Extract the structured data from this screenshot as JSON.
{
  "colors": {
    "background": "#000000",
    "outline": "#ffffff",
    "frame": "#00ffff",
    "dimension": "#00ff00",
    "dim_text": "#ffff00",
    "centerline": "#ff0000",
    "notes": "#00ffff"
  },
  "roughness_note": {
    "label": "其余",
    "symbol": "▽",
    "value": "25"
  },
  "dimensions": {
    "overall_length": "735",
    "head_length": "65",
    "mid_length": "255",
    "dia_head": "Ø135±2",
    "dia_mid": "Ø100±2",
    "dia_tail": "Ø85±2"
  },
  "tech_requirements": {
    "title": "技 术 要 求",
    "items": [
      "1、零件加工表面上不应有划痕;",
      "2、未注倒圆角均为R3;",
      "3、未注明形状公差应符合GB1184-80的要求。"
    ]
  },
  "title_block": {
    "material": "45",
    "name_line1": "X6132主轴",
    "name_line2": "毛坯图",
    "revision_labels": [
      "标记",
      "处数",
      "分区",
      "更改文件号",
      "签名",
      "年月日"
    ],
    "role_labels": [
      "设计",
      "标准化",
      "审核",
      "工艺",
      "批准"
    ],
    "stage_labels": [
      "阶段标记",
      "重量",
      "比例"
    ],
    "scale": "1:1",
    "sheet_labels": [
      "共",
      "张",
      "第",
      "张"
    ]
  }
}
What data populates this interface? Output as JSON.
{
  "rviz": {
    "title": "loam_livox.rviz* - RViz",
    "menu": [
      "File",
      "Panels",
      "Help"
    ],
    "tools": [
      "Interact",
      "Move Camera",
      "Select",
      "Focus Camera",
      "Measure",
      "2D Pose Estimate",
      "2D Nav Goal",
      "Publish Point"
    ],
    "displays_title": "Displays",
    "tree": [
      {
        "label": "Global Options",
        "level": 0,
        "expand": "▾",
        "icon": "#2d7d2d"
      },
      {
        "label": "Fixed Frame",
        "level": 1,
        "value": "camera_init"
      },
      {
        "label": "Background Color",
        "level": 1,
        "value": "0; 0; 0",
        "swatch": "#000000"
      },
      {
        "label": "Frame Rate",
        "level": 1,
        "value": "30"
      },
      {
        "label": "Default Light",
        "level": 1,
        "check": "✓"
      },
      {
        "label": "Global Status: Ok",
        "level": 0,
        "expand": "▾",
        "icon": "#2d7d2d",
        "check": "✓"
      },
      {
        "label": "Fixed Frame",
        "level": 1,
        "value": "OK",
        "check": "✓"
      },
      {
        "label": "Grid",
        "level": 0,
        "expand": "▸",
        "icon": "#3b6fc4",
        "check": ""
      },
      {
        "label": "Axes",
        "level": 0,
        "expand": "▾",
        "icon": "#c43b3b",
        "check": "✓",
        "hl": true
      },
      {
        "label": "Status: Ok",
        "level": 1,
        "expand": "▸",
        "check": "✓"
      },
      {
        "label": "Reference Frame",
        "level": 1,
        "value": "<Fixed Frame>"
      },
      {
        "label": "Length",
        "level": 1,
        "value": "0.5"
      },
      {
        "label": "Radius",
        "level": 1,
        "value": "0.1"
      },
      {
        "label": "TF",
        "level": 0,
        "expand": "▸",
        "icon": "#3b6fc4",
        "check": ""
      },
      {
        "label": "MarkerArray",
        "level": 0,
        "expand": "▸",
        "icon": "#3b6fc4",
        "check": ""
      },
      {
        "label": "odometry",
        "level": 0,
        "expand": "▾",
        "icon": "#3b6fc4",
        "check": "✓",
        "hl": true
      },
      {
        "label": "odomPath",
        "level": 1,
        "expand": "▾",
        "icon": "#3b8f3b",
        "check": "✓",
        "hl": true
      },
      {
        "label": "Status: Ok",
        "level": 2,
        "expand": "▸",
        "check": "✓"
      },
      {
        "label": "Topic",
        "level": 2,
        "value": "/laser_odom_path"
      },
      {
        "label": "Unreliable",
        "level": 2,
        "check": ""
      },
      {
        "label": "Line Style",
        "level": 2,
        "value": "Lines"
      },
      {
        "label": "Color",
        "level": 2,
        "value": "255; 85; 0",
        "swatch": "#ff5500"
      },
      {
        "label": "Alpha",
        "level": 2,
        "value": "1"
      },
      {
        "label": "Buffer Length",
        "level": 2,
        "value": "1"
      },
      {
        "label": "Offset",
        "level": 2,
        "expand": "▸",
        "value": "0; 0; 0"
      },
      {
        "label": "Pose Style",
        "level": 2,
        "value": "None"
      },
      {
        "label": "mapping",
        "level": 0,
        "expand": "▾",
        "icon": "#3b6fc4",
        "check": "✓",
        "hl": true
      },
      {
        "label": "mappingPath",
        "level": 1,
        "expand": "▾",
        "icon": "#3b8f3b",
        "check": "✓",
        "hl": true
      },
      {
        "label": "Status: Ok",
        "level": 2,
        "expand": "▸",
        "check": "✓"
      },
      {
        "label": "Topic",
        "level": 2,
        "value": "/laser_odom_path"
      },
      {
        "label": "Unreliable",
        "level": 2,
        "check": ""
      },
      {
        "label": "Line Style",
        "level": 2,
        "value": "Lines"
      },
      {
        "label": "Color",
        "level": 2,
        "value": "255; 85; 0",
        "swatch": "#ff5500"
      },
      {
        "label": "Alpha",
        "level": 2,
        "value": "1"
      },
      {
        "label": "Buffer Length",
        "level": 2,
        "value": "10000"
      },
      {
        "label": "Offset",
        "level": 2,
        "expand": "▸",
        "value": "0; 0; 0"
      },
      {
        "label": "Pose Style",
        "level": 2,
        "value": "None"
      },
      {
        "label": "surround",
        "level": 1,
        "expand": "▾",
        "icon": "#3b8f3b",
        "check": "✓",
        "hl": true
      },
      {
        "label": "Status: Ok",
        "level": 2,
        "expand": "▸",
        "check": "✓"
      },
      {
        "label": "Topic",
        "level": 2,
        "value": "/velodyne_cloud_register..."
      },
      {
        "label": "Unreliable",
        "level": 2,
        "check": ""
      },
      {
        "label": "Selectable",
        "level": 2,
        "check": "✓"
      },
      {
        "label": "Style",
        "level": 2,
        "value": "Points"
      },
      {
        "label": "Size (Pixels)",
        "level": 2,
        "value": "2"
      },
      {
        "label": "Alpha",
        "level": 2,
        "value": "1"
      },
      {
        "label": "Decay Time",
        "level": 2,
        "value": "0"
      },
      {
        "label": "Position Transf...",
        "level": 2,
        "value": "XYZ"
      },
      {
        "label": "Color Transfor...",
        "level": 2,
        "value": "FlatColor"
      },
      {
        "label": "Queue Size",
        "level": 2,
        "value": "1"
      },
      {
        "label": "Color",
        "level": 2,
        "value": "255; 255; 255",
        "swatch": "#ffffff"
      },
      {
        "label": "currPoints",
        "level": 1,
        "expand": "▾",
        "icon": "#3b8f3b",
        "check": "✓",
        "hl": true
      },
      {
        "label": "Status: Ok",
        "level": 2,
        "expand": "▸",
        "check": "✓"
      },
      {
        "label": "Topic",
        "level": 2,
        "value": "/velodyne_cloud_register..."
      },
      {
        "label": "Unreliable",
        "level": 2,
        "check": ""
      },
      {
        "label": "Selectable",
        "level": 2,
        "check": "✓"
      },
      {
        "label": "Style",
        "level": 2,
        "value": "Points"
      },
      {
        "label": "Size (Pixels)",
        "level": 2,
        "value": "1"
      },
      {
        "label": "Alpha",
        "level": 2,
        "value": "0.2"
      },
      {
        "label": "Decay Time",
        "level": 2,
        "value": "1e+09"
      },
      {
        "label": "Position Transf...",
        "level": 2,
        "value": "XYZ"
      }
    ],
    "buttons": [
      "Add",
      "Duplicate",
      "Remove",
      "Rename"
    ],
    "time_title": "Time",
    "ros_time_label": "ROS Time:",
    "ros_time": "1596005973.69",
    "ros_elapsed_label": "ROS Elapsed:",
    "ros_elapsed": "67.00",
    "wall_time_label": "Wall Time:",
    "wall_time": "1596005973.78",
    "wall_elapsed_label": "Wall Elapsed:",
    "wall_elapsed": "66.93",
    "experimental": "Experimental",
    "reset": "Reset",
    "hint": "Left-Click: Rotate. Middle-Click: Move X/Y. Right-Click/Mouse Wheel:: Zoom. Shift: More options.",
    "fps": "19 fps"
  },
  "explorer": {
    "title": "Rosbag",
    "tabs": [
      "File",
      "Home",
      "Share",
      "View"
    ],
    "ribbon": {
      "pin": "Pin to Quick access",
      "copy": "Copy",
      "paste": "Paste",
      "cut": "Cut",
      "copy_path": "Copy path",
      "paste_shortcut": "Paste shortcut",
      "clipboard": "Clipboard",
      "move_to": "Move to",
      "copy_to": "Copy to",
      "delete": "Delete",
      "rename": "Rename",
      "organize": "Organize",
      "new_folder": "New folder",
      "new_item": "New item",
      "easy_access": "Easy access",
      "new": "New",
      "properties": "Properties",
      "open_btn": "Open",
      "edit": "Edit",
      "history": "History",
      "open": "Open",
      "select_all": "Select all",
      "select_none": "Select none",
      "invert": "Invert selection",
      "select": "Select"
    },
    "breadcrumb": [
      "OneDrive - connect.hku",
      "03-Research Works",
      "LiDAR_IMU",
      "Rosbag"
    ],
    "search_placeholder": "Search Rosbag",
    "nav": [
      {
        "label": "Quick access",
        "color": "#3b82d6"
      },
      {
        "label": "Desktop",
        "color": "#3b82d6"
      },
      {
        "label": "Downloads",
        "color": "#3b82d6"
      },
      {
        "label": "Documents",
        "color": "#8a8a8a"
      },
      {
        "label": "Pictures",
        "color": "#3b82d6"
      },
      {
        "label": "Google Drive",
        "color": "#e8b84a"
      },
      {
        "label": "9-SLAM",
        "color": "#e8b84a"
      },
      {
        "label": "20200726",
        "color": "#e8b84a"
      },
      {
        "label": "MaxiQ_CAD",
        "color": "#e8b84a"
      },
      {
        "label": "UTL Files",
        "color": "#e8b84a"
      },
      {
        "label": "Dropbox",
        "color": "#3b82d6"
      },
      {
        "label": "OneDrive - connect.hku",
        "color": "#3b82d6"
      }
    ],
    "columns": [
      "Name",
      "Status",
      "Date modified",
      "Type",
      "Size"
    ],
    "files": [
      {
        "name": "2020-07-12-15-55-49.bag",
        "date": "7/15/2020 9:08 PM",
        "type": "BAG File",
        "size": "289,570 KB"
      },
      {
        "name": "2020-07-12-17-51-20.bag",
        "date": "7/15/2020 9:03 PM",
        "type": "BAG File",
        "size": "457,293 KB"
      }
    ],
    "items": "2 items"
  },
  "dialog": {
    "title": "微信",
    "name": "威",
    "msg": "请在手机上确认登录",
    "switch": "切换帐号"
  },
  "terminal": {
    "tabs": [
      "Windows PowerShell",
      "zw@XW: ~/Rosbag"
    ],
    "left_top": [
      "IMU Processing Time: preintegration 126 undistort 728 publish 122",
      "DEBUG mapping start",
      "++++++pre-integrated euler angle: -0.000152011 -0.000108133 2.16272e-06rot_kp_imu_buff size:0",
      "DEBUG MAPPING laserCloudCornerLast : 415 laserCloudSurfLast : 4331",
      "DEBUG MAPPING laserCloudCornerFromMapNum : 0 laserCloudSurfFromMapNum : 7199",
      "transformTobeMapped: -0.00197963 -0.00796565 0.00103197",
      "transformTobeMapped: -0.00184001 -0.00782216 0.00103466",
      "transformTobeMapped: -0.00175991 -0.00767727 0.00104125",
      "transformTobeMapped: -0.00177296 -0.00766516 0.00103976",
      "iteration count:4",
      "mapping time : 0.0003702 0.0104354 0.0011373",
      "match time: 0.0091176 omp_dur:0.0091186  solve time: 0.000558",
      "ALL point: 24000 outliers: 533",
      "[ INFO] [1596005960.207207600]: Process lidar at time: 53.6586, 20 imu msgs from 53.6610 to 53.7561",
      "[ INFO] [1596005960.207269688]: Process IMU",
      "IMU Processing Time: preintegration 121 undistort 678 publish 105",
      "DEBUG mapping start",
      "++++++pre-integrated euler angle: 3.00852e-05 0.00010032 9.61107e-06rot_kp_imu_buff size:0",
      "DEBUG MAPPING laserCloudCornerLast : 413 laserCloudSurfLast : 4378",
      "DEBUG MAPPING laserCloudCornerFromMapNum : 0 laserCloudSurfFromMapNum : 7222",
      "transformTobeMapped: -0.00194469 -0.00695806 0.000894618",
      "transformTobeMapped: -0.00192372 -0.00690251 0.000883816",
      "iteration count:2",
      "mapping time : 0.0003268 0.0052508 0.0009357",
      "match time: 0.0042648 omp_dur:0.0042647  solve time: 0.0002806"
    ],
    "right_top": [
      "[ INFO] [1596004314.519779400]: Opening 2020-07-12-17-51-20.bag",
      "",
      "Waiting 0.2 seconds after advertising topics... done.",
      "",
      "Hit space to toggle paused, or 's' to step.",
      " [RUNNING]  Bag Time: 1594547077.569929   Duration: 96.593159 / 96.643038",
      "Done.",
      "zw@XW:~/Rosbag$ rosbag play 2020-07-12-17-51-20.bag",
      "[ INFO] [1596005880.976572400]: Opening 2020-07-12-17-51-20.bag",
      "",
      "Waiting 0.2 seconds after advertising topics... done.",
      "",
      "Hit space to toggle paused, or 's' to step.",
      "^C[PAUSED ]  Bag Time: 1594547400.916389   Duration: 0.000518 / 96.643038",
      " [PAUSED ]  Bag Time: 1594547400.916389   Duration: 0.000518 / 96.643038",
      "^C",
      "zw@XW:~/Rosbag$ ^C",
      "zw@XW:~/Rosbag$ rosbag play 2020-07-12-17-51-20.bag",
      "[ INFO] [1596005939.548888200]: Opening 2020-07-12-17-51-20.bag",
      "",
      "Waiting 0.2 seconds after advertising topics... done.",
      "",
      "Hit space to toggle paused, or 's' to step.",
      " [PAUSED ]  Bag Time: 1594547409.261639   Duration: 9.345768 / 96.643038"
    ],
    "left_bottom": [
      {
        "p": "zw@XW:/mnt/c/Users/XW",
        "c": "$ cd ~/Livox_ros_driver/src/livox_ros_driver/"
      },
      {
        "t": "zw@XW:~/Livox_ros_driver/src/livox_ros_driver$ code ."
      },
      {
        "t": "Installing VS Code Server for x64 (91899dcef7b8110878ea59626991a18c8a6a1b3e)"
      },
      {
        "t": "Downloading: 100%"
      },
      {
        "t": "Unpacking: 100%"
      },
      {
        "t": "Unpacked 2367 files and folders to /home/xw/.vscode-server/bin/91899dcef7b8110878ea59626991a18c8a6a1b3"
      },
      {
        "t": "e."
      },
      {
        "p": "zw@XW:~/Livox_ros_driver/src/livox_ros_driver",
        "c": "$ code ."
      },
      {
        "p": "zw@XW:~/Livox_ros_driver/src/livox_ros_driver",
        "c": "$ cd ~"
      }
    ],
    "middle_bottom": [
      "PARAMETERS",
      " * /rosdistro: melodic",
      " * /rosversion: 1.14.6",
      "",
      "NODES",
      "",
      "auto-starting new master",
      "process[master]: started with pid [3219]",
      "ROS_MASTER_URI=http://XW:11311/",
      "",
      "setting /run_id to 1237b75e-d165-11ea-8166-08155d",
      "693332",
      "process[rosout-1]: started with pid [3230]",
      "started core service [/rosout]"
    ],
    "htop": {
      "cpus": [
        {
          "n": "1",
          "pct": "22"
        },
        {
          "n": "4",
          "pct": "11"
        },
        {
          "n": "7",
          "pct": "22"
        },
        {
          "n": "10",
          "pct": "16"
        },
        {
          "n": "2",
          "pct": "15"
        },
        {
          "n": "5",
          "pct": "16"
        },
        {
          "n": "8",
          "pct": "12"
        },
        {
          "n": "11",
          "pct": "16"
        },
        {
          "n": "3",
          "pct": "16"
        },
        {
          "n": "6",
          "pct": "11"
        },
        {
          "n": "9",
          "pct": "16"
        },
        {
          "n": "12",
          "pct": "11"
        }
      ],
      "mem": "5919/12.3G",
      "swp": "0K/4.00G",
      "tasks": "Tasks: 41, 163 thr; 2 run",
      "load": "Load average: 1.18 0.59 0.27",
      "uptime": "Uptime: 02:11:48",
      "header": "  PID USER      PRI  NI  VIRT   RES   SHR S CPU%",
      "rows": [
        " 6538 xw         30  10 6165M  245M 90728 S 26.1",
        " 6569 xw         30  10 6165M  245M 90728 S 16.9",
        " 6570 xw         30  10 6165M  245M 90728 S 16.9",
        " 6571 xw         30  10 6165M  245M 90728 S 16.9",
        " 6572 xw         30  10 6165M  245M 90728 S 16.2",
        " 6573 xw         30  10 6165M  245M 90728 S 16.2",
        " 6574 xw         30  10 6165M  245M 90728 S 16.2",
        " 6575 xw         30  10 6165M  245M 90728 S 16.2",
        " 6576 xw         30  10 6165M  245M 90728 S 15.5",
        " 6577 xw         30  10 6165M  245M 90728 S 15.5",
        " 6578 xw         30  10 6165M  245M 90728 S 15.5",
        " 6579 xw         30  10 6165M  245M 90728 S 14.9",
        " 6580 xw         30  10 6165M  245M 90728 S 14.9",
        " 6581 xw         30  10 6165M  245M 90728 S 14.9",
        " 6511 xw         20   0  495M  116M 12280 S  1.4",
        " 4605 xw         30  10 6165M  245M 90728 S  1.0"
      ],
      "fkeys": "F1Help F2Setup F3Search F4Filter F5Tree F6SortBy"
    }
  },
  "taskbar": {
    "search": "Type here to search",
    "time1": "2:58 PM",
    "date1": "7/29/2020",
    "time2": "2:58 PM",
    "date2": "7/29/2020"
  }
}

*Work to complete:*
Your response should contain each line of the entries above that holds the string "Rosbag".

*Result for this task:*
    "title": "Rosbag",
      "Rosbag"
    "search_placeholder": "Search Rosbag",
      "zw@XW: ~/Rosbag"
      "zw@XW:~/Rosbag$ rosbag play 2020-07-12-17-51-20.bag",
      "zw@XW:~/Rosbag$ ^C",
      "zw@XW:~/Rosbag$ rosbag play 2020-07-12-17-51-20.bag",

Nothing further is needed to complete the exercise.